A recently leaked draft of the investment chapter reveals that the TPP will likely follow the same flawed model of past agreements which allows foreign corporations to sue governments directly--for unlimited cash compensation--over almost any domestic environmental or other law that the corporation believes is hurting its ability to profit. While typically disagreements over trade are handled between countries, the investment rules set up a different structure for corporations to take advantage of. So-called ‘investor-state cases’ are heard in private and nontransparent tribunals without public comment or participation. This means that not only do investor-state casesthreaten laws designed to protect our health and environment, but they do so in a completely non-transparent manor. To date, corporations such as Exxon Mobil and Dow Chemical have launched than 450 cases against 89 governments.1 Nearly $675 million has been paid to corporations under U.S. FTAs and bilateral investment treaties, with about 70% of money going to oil, gas, and mining industries.
Increase in Dirty Fracking
The TPP may allow for significantly increased exports of liquefied natural gas without the careful study or adequate protections necessary to safeguard the American public. This could mean an increase of hydraulic fracturing, or fracking, the dirty and violent process that dislodges gas deposits from shale rock formations. It would also likely cause an increase in natural gas and electricity prices, impacting consumers, manufacturers, workers, and increasing the use of dirty coal power.

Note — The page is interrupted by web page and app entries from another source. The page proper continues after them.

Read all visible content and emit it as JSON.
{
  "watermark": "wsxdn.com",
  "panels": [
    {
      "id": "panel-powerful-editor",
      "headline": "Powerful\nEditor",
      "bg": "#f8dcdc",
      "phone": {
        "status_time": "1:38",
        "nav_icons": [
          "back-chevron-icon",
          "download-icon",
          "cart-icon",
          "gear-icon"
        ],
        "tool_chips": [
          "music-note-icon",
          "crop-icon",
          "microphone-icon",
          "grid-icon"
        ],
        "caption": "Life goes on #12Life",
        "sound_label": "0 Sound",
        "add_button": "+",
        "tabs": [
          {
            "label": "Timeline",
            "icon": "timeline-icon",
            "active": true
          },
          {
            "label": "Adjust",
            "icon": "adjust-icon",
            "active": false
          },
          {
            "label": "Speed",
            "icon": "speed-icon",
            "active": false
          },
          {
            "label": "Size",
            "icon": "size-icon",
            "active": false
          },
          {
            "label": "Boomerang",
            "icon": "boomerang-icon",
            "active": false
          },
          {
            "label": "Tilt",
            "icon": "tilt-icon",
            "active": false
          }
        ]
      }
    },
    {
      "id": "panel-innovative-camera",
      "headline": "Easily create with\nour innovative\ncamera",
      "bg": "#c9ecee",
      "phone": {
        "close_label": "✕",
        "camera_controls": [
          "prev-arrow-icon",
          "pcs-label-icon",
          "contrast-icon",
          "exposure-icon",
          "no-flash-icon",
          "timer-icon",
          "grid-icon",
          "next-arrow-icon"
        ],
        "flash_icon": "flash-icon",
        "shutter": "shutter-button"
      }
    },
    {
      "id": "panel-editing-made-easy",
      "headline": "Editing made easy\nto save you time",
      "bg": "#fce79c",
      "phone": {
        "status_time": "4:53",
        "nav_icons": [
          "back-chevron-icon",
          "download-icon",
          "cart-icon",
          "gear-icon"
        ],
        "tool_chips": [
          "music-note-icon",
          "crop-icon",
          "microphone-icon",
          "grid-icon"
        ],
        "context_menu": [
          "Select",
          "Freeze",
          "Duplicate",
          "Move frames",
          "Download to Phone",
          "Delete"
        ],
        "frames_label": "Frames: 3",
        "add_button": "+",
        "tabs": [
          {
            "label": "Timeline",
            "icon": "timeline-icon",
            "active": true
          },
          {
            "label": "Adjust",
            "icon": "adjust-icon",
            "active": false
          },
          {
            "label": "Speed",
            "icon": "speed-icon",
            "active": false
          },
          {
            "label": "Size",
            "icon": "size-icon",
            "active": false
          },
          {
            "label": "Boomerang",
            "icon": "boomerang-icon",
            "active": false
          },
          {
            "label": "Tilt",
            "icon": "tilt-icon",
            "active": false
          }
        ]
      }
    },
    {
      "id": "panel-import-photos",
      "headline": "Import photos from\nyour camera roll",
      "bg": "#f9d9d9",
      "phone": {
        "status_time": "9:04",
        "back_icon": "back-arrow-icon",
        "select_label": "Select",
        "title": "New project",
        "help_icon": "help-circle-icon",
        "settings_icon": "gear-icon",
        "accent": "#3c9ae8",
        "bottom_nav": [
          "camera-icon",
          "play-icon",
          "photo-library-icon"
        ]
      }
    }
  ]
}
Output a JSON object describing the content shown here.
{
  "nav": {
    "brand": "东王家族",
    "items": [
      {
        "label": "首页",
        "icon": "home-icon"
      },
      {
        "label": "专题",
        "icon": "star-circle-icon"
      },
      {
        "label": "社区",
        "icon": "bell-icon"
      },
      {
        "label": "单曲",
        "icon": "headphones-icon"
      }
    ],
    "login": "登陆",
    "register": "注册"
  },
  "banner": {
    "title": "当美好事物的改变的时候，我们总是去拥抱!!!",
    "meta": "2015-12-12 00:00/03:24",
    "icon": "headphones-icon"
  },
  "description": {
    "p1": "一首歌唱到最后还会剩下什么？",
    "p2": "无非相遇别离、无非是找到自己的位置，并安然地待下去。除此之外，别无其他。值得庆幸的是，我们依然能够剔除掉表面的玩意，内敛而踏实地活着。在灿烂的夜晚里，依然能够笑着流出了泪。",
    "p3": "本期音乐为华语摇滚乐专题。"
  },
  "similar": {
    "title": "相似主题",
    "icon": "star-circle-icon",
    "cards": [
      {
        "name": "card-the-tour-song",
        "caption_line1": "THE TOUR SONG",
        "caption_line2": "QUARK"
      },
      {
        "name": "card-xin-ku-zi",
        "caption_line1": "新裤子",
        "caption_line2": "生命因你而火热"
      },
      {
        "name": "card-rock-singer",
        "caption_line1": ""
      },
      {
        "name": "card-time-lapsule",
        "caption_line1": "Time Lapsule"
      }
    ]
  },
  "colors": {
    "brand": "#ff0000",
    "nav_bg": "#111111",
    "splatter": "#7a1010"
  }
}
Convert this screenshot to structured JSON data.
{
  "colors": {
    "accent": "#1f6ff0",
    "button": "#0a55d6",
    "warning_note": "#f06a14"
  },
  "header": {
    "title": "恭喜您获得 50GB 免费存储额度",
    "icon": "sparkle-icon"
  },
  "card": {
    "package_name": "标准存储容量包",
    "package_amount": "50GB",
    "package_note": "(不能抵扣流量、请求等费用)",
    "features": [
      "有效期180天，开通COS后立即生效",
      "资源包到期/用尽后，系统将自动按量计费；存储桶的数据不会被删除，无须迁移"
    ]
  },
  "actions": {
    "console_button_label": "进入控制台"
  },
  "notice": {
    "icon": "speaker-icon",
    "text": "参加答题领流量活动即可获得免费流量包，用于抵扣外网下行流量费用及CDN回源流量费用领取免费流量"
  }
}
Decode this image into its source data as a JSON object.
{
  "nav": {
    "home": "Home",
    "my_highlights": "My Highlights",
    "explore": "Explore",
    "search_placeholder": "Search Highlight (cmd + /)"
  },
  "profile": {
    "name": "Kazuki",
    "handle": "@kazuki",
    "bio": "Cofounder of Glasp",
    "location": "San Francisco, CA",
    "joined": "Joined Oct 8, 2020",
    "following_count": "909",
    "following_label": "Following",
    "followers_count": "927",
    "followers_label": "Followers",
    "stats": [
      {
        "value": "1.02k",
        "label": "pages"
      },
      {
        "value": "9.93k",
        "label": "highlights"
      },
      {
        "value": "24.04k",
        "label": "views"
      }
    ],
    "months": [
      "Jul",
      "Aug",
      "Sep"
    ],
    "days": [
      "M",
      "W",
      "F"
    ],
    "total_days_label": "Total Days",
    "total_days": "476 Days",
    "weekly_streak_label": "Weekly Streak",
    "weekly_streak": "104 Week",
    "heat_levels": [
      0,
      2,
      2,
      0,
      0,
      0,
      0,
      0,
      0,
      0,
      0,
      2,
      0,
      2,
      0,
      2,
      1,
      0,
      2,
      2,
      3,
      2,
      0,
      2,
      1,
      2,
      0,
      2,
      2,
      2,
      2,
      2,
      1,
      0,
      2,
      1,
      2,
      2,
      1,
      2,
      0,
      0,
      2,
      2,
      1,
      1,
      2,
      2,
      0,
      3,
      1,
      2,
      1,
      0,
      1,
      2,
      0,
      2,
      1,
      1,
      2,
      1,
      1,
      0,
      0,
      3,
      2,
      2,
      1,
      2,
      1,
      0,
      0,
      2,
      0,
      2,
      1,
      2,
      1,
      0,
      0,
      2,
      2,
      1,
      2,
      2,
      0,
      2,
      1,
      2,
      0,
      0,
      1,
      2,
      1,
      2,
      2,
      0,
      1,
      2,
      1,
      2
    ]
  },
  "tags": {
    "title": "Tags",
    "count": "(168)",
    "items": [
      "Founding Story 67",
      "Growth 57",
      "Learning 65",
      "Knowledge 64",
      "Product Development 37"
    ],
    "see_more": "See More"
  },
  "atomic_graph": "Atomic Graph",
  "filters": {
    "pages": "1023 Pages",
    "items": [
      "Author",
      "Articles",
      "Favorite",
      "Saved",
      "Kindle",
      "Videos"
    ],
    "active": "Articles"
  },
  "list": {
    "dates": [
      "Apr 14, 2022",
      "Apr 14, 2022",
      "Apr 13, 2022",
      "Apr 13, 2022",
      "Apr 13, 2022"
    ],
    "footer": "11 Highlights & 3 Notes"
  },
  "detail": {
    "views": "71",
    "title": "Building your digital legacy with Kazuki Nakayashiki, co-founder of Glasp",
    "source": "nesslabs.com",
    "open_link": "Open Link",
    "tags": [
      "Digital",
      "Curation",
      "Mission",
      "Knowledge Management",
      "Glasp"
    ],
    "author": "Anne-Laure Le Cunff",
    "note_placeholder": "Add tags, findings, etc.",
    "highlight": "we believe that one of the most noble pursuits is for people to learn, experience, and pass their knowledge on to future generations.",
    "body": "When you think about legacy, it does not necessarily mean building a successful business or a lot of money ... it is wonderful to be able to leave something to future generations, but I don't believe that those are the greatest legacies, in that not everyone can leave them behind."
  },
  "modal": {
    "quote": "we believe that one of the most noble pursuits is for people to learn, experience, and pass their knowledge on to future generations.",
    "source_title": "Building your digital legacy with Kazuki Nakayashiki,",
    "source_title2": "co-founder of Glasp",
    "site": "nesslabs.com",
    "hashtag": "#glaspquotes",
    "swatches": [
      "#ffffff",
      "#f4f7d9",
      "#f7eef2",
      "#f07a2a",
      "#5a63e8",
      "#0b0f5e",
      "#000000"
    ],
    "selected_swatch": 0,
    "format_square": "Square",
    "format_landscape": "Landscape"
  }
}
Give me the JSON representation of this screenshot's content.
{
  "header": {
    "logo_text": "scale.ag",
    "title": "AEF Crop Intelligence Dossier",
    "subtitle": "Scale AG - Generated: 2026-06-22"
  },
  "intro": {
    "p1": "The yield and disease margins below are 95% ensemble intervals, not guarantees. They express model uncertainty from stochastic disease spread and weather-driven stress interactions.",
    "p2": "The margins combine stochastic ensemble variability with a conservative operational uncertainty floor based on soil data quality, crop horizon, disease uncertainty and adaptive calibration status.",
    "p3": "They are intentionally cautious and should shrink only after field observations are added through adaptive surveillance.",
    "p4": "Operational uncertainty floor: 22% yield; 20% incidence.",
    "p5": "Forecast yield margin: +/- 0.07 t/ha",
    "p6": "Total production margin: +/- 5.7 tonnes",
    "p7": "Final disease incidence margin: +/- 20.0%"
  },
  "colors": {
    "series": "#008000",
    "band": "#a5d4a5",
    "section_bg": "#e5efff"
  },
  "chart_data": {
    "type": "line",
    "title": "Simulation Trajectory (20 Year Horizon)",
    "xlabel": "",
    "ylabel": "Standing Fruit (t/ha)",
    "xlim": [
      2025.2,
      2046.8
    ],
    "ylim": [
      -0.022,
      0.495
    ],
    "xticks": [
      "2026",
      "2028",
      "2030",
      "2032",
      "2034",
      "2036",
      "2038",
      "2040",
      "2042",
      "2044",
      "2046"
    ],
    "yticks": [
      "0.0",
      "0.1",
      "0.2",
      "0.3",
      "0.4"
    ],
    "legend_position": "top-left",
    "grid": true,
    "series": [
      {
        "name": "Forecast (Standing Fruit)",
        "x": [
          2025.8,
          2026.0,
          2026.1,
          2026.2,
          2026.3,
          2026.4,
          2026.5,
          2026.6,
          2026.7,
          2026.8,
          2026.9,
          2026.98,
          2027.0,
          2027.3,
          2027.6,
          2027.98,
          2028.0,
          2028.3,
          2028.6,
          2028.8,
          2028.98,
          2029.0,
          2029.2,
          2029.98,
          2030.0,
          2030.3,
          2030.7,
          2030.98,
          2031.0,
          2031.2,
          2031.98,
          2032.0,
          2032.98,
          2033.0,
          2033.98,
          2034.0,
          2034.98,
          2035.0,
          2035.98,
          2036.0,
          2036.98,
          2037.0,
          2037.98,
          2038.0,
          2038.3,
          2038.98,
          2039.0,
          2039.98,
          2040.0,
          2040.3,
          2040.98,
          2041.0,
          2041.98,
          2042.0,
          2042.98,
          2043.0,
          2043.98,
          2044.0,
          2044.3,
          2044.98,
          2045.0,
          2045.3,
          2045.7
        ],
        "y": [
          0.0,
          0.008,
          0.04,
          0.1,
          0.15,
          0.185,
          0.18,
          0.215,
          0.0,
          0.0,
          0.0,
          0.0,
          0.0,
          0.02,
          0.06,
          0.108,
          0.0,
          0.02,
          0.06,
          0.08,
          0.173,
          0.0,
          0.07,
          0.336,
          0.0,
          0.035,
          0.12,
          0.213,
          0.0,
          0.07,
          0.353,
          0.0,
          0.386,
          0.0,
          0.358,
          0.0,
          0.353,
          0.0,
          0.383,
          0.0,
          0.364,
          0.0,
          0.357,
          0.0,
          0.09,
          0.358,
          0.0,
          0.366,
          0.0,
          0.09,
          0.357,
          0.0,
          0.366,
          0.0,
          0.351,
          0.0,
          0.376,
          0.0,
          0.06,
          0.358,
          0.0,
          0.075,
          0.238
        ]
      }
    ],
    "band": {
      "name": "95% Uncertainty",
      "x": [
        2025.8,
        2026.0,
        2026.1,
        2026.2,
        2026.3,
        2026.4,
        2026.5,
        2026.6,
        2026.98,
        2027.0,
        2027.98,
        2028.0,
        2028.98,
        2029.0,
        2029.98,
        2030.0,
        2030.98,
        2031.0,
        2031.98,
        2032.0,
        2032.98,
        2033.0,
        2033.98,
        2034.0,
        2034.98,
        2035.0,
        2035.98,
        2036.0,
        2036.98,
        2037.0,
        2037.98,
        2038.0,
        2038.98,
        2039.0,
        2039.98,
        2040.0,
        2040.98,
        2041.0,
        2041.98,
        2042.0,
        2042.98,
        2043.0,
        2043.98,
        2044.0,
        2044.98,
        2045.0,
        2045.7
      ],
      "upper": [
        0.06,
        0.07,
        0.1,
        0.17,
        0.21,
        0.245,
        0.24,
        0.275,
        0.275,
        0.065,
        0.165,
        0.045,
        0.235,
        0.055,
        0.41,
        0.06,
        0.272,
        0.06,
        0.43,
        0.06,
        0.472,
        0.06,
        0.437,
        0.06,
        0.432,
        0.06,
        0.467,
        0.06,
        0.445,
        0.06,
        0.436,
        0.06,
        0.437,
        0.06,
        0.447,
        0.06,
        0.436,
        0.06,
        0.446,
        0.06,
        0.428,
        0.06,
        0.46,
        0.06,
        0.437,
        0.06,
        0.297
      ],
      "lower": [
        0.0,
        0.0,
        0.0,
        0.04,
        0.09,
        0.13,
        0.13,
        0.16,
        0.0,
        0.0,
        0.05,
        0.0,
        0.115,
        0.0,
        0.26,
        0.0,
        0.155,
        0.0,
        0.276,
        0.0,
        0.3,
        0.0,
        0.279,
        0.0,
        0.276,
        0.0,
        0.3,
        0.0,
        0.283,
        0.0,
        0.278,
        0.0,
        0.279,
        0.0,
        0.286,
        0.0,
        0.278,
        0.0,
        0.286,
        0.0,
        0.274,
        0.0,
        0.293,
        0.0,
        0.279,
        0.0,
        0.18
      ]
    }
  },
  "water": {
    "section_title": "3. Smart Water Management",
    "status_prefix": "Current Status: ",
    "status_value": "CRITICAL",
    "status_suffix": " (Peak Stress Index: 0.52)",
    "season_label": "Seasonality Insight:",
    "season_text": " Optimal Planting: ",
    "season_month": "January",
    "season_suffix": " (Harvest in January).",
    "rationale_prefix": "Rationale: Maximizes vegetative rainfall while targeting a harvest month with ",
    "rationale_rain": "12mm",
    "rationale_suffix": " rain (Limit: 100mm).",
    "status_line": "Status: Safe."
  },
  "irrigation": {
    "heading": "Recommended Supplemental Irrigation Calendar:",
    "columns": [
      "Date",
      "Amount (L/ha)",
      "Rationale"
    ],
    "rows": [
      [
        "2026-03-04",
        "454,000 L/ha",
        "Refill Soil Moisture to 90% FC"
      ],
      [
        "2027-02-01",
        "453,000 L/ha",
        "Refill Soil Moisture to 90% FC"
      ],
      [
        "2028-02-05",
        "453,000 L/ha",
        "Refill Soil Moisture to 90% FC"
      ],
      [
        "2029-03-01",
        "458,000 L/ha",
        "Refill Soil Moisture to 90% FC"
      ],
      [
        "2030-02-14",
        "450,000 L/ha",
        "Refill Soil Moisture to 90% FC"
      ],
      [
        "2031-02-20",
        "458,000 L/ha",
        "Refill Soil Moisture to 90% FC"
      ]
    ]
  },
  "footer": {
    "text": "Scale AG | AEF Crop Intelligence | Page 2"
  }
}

Rollback of consumer rights
In May 2012, the World Trade Organization (WTO) ruled against U.S. dolphin-safe tuna labels. The WTO found that these labels, which allow consumers to choose to buy tuna that was caught without using dolphin-killing fishing practices, discriminated against Mexican tuna fishers. The TPP, we understand, has provisions that would leave the door wide open to such outlandish cases which not only threaten our environment, but consumers' right to know and our government's right to regulate.
For more information on Sierra Club’s Labor and Trade Campaign, including information on how to get involved in the upcoming San Diego round, contact ilana.solomon [at] sierraclub.org or visit http://www.sierraclub.org/trade.